##TL;DR (Abstract) NYC buildings should be retrofitted with RFID tags in the stairwell to allow firefighters to scan and report their floor location to operations command. Tags are cheap (less than $0.25/tag), and a small scanning device on the firefighter's tank can scan them within a 10ft radius, requiring no effort on the firefighter's part.

This idea and working proof of concept was a winning hack at the MD5 National Security Technology Accelerator 2016 Hackathon in NYC.

##The problem

Vertically locating firefighters is a surprisingly difficult task.

Despite years of research into locating firefighters' positions in a building, Firefighters in NYC currently rely on a whiteboard, a grease pen, and fridge magnets as their primary means of coordinating the operations of multiple teams. Team leaders are tasked with personally radioing in their location to the captain who updates his whiteboard accordingly.

This task becomes exponentially complex when multiple teams are involved, and it places a burden on the firefighters who are often operating in completely obscured, smoke-filled buildings. Firefighter teams are often unaware of their current position or occupied with their duties and are unable to consistently update the captain on the ground. Not surprisingly, the white board system--which has been in use in some form for over 100 year--consistently proves unreliable. In the process, lives get lost.

A 'command board' used by firefighters white board

Previous efforts to solve this problem, however, have all landed short. Accelerometer and altimeter solutions cannot accurately report floor level, especially in a burning building in which the pressure changes frequently or floor height is inconsistent. While active beacon systems show some promise, they burden teams with the task of leaving location 'breadcrumbs'. No solution has proven to be entirely reliable and unobtrusive to the duties of the firefighter.

##A novel, simple solution

We suggest a simple two-pronged solution.

First, we recommend that the NYC firecode be amended to require that all buildings over ten stories in NYC be outfitted with passive RFID stickers indicating the floor number in the stairwell and at elevator entrances. Floors need to be visually marked regardless, and the incorporation of an RFID tag indicating the floor number is a trivial additional cost at under $0.25 per tag. The cost to retrofit the entire city with such UHF passive tags is in the ballpark of $50,000 to $100,000--an almost negligible cost considering the trillions of dollars of real estate in NYC. Tags have a storage life of at least 10 years, work when accidentally painted over, and require no maintenance or power supply.

Secondly, firefighters should be outfitted with an RFID reader calibrated to scan tags within a 10 foot range. This is achievable using off the shelf components at low cost, and as other wearable firefighter-location systems reach maturity, the incorporation of such RFID functionality into their devices will continue to provide the most valuable and accurate data.
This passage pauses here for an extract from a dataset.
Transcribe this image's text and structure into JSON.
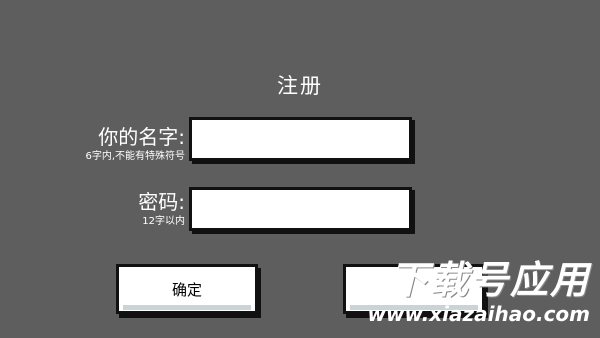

These sensors are easily attached to the firefighter's equipment and scan tags within a 10 foot (adjustable) proximity as the firefighter moves through the building, freeing the firefighter to focus on the mission. Upon scanning a tag, the device relays the floor number via radio to operations command, which is updated instantaneously.

This solution does require retrofitting buildings, but at negligible cost and sticker-book simplicity. Of all the requirements of the city's firecode, placing numbered stickers in a stairwell would be among the simplest--and the cheapest.

##Hackathon proof of concept

In the span of 36 hours our team created a working proof of concept using off the shelf components in a 3D printed enclosure; specifically, a Raspberry Pi, an RFID scanner microchip, and a portable cell phone battery charger.

Matt modeling the device Pitch photo

The Raspberry Pi module communicated with a RESTful Rails API, and a web interface provided real-time updates as the user traversed the building.

Hackathon